HOW TO COMPLETE THIS TASK —
Whatever appears in the records, write it out again exactly.

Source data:
○ ○ ○ ○ ○

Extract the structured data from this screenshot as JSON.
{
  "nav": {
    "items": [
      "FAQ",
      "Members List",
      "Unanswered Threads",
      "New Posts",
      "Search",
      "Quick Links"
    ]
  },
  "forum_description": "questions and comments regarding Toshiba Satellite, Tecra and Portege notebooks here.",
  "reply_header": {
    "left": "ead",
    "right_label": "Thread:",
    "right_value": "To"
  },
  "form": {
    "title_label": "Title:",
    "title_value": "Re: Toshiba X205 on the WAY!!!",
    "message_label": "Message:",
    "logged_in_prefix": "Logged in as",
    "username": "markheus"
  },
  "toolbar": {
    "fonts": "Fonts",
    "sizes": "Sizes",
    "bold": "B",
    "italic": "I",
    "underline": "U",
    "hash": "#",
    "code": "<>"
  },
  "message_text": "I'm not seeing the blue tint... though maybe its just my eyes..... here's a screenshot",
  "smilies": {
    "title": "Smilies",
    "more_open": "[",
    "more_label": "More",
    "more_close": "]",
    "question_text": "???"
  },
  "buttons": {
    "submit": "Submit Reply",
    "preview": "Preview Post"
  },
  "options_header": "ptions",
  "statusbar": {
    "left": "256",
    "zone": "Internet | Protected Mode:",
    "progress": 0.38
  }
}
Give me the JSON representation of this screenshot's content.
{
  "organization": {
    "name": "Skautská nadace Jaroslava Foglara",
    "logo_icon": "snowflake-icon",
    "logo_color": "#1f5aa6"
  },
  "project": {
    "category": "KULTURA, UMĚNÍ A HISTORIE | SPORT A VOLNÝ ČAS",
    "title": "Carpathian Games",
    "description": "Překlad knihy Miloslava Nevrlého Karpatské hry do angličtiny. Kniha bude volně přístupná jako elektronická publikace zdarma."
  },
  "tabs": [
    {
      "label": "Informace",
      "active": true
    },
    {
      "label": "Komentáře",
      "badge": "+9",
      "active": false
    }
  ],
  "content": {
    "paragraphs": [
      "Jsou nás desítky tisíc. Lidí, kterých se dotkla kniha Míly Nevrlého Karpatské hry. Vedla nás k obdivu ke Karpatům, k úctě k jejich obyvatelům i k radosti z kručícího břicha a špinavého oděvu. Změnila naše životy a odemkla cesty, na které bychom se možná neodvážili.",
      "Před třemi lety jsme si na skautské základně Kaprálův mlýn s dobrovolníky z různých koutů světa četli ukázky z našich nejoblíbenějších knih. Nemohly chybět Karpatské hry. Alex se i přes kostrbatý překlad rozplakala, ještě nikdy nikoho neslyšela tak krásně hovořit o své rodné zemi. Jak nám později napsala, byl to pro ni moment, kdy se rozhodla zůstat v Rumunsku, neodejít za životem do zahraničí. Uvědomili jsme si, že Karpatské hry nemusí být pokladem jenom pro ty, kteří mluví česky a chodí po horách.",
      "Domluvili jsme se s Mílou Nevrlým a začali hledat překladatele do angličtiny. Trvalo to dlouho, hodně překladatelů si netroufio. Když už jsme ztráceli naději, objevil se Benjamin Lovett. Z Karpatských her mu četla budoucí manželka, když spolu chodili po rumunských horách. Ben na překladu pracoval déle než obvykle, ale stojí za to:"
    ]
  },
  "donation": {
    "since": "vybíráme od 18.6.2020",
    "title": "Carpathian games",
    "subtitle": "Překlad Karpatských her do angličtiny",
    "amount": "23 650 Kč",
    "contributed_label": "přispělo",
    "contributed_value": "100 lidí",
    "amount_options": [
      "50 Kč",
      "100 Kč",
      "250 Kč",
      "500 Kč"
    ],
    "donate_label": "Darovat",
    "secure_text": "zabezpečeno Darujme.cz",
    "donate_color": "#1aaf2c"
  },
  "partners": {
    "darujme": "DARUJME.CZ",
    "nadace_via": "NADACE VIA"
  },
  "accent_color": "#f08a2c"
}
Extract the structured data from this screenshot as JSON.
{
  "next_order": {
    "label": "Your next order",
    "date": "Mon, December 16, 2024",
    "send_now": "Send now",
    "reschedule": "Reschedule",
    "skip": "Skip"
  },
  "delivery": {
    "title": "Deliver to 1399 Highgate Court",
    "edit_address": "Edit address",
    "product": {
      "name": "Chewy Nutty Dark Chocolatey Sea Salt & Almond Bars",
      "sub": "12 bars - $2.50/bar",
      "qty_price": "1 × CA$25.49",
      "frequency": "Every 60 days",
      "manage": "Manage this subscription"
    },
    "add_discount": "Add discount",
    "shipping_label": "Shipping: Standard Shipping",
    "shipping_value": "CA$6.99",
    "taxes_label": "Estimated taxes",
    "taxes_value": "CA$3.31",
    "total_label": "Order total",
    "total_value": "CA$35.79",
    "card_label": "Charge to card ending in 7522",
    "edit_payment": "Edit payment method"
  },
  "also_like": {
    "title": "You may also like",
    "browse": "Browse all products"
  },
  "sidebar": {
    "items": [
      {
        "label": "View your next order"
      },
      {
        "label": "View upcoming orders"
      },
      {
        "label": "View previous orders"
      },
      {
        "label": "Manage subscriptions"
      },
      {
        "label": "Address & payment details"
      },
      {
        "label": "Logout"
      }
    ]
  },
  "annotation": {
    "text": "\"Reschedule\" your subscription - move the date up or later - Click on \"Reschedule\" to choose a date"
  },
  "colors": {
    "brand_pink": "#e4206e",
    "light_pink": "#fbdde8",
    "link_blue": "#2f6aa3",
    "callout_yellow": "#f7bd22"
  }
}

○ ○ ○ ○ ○

OUTPUT FOR THIS EXERCISE —
Extract the structured data from this screenshot as JSON.
{
  "nav": {
    "items": [
      "FAQ",
      "Members List",
      "Unanswered Threads",
      "New Posts",
      "Search",
      "Quick Links"
    ]
  },
  "forum_description": "questions and comments regarding Toshiba Satellite, Tecra and Portege notebooks here.",
  "reply_header": {
    "left": "ead",
    "right_label": "Thread:",
    "right_value": "To"
  },
  "form": {
    "title_label": "Title:",
    "title_value": "Re: Toshiba X205 on the WAY!!!",
    "message_label": "Message:",
    "logged_in_prefix": "Logged in as",
    "username": "markheus"
  },
  "toolbar": {
    "fonts": "Fonts",
    "sizes": "Sizes",
    "bold": "B",
    "italic": "I",
    "underline": "U",
    "hash": "#",
    "code": "<>"
  },
  "message_text": "I'm not seeing the blue tint... though maybe its just my eyes..... here's a screenshot",
  "smilies": {
    "title": "Smilies",
    "more_open": "[",
    "more_label": "More",
    "more_close": "]",
    "question_text": "???"
  },
  "buttons": {
    "submit": "Submit Reply",
    "preview": "Preview Post"
  },
  "options_header": "ptions",
  "statusbar": {
    "left": "256",
    "zone": "Internet | Protected Mode:",
    "progress": 0.38
  }
}
Give me the JSON representation of this screenshot's content.
{
  "organization": {
    "name": "Skautská nadace Jaroslava Foglara",
    "logo_icon": "snowflake-icon",
    "logo_color": "#1f5aa6"
  },
  "project": {
    "category": "KULTURA, UMĚNÍ A HISTORIE | SPORT A VOLNÝ ČAS",
    "title": "Carpathian Games",
    "description": "Překlad knihy Miloslava Nevrlého Karpatské hry do angličtiny. Kniha bude volně přístupná jako elektronická publikace zdarma."
  },
  "tabs": [
    {
      "label": "Informace",
      "active": true
    },
    {
      "label": "Komentáře",
      "badge": "+9",
      "active": false
    }
  ],
  "content": {
    "paragraphs": [
      "Jsou nás desítky tisíc. Lidí, kterých se dotkla kniha Míly Nevrlého Karpatské hry. Vedla nás k obdivu ke Karpatům, k úctě k jejich obyvatelům i k radosti z kručícího břicha a špinavého oděvu. Změnila naše životy a odemkla cesty, na které bychom se možná neodvážili.",
      "Před třemi lety jsme si na skautské základně Kaprálův mlýn s dobrovolníky z různých koutů světa četli ukázky z našich nejoblíbenějších knih. Nemohly chybět Karpatské hry. Alex se i přes kostrbatý překlad rozplakala, ještě nikdy nikoho neslyšela tak krásně hovořit o své rodné zemi. Jak nám později napsala, byl to pro ni moment, kdy se rozhodla zůstat v Rumunsku, neodejít za životem do zahraničí. Uvědomili jsme si, že Karpatské hry nemusí být pokladem jenom pro ty, kteří mluví česky a chodí po horách.",
      "Domluvili jsme se s Mílou Nevrlým a začali hledat překladatele do angličtiny. Trvalo to dlouho, hodně překladatelů si netroufio. Když už jsme ztráceli naději, objevil se Benjamin Lovett. Z Karpatských her mu četla budoucí manželka, když spolu chodili po rumunských horách. Ben na překladu pracoval déle než obvykle, ale stojí za to:"
    ]
  },
  "donation": {
    "since": "vybíráme od 18.6.2020",
    "title": "Carpathian games",
    "subtitle": "Překlad Karpatských her do angličtiny",
    "amount": "23 650 Kč",
    "contributed_label": "přispělo",
    "contributed_value": "100 lidí",
    "amount_options": [
      "50 Kč",
      "100 Kč",
      "250 Kč",
      "500 Kč"
    ],
    "donate_label": "Darovat",
    "secure_text": "zabezpečeno Darujme.cz",
    "donate_color": "#1aaf2c"
  },
  "partners": {
    "darujme": "DARUJME.CZ",
    "nadace_via": "NADACE VIA"
  },
  "accent_color": "#f08a2c"
}
Extract the structured data from this screenshot as JSON.
{
  "next_order": {
    "label": "Your next order",
    "date": "Mon, December 16, 2024",
    "send_now": "Send now",
    "reschedule": "Reschedule",
    "skip": "Skip"
  },
  "delivery": {
    "title": "Deliver to 1399 Highgate Court",
    "edit_address": "Edit address",
    "product": {
      "name": "Chewy Nutty Dark Chocolatey Sea Salt & Almond Bars",
      "sub": "12 bars - $2.50/bar",
      "qty_price": "1 × CA$25.49",
      "frequency": "Every 60 days",
      "manage": "Manage this subscription"
    },
    "add_discount": "Add discount",
    "shipping_label": "Shipping: Standard Shipping",
    "shipping_value": "CA$6.99",
    "taxes_label": "Estimated taxes",
    "taxes_value": "CA$3.31",
    "total_label": "Order total",
    "total_value": "CA$35.79",
    "card_label": "Charge to card ending in 7522",
    "edit_payment": "Edit payment method"
  },
  "also_like": {
    "title": "You may also like",
    "browse": "Browse all products"
  },
  "sidebar": {
    "items": [
      {
        "label": "View your next order"
      },
      {
        "label": "View upcoming orders"
      },
      {
        "label": "View previous orders"
      },
      {
        "label": "Manage subscriptions"
      },
      {
        "label": "Address & payment details"
      },
      {
        "label": "Logout"
      }
    ]
  },
  "annotation": {
    "text": "\"Reschedule\" your subscription - move the date up or later - Click on \"Reschedule\" to choose a date"
  },
  "colors": {
    "brand_pink": "#e4206e",
    "light_pink": "#fbdde8",
    "link_blue": "#2f6aa3",
    "callout_yellow": "#f7bd22"
  }
}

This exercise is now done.